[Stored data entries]
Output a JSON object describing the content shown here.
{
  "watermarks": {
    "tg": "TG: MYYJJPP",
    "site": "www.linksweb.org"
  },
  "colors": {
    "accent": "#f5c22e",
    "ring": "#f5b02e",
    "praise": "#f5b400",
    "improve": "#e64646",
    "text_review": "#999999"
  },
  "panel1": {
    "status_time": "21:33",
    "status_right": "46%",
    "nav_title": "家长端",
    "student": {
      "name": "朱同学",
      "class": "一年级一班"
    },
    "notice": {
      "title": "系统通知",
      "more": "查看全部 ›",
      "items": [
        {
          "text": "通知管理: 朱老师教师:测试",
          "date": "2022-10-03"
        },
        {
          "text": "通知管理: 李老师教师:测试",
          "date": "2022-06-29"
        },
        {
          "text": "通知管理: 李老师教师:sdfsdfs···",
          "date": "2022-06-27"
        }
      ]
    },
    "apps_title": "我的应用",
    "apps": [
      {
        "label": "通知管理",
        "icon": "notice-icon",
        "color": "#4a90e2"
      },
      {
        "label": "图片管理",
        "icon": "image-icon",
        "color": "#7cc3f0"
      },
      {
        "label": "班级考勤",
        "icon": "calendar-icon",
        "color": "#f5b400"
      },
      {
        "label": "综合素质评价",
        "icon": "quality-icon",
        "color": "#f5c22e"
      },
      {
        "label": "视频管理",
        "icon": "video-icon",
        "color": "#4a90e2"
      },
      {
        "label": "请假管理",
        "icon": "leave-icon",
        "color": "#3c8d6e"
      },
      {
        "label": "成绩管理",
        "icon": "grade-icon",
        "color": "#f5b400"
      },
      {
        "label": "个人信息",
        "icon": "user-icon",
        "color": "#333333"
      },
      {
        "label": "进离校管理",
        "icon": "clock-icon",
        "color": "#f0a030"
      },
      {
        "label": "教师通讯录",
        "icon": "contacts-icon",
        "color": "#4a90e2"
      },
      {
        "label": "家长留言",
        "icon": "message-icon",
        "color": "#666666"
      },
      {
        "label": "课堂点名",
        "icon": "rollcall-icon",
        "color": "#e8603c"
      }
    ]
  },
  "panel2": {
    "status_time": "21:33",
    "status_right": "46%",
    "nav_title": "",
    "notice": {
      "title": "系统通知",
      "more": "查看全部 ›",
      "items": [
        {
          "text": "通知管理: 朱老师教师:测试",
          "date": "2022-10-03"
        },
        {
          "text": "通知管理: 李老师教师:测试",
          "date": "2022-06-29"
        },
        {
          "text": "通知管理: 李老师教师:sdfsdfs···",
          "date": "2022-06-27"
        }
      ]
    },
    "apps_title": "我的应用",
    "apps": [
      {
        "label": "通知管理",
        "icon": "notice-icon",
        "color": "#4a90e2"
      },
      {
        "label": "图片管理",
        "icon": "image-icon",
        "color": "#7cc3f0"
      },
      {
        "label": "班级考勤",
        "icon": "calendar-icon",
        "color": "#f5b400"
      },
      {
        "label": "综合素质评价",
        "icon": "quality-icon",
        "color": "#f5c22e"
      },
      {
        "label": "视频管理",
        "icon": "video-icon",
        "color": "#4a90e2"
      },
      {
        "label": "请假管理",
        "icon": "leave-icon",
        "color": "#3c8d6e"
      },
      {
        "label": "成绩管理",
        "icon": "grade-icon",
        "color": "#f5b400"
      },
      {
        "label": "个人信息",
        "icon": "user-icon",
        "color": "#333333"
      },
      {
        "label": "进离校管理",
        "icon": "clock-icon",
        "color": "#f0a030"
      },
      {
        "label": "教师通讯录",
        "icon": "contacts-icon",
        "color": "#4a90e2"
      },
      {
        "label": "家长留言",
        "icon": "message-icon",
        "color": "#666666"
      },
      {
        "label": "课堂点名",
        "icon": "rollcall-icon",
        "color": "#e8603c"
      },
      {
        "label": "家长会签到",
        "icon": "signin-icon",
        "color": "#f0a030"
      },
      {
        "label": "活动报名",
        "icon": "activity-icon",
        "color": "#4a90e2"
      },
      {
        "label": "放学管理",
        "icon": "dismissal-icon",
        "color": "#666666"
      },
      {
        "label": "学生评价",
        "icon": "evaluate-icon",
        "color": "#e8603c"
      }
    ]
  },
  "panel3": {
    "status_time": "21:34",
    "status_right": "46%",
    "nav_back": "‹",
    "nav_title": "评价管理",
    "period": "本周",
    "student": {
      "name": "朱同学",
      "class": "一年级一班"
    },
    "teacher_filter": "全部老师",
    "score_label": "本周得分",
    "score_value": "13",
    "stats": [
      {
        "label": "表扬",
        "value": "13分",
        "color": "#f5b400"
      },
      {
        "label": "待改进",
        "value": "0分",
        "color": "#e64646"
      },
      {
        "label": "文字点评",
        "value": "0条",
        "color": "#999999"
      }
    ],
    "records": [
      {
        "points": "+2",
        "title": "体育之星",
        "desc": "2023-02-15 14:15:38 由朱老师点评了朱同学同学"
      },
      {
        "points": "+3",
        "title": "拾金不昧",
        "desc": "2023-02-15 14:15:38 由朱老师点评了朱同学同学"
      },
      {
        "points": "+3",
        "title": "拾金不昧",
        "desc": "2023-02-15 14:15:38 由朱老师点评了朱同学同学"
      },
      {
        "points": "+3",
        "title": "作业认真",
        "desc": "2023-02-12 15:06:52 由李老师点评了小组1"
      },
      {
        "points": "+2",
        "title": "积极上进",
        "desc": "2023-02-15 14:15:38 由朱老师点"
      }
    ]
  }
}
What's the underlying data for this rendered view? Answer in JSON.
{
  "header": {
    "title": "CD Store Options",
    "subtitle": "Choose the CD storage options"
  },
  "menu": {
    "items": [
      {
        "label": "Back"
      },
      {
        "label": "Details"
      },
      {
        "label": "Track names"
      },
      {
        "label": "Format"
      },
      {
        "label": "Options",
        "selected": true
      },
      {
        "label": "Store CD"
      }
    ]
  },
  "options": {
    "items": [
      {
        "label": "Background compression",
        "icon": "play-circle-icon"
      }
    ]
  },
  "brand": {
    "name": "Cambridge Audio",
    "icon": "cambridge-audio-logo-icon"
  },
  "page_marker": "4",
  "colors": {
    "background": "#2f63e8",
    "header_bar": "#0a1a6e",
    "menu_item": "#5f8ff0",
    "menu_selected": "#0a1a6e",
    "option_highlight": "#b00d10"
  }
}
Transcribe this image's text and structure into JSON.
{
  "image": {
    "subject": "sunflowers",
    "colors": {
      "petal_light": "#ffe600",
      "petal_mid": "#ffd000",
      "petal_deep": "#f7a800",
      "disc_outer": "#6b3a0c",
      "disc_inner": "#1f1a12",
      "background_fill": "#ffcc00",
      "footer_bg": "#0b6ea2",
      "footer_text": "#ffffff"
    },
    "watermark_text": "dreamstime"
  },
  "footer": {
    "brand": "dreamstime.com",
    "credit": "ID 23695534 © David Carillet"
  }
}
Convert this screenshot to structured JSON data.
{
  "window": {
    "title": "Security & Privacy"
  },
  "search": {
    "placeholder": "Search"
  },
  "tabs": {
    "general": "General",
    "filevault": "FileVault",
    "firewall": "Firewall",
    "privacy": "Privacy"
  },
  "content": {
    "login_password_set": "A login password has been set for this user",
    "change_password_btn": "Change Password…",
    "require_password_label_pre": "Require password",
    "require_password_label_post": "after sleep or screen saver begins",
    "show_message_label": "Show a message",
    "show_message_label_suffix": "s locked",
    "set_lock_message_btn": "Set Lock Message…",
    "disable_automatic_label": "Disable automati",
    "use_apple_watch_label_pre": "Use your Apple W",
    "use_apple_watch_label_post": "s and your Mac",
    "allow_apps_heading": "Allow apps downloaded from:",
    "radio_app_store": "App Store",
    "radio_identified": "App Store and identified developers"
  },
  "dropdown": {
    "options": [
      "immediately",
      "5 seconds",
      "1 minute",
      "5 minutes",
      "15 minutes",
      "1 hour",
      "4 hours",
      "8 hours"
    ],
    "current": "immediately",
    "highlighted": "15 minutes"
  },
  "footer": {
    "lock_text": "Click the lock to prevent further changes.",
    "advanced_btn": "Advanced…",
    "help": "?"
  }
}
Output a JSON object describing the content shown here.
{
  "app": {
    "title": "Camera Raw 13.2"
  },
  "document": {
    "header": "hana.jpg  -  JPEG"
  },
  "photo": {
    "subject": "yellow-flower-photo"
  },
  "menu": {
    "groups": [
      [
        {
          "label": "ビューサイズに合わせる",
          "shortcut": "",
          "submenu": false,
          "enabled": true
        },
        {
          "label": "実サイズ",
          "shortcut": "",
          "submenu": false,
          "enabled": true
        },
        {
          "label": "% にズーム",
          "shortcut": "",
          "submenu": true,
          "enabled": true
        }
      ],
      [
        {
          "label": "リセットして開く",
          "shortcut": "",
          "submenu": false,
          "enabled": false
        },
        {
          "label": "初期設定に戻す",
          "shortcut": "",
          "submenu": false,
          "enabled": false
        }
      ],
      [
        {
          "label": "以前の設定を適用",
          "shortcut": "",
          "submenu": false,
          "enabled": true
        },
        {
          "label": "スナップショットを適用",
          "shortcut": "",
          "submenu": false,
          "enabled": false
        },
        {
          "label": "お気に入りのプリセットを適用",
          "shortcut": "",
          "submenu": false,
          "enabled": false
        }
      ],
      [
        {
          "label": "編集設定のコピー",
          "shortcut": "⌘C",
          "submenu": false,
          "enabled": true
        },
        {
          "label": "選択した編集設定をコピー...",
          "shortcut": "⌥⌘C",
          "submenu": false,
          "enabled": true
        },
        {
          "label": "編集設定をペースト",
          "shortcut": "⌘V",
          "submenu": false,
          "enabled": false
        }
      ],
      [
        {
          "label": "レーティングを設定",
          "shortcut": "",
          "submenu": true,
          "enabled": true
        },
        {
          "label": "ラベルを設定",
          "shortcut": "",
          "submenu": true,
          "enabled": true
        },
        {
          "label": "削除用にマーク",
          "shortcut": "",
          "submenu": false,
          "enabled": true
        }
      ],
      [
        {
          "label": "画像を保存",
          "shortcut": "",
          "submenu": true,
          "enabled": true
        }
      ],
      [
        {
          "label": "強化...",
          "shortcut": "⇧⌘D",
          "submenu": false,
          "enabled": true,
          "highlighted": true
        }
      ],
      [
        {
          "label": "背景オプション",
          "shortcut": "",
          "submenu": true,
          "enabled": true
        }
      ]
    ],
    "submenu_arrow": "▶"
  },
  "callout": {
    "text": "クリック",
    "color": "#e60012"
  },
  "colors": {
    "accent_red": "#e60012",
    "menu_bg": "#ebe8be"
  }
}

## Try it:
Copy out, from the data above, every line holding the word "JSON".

## Solution to this task:
Output a JSON object describing the content shown here.
What's the underlying data for this rendered view? Answer in JSON.
Transcribe this image's text and structure into JSON.
Convert this screenshot to structured JSON data.
Output a JSON object describing the content shown here.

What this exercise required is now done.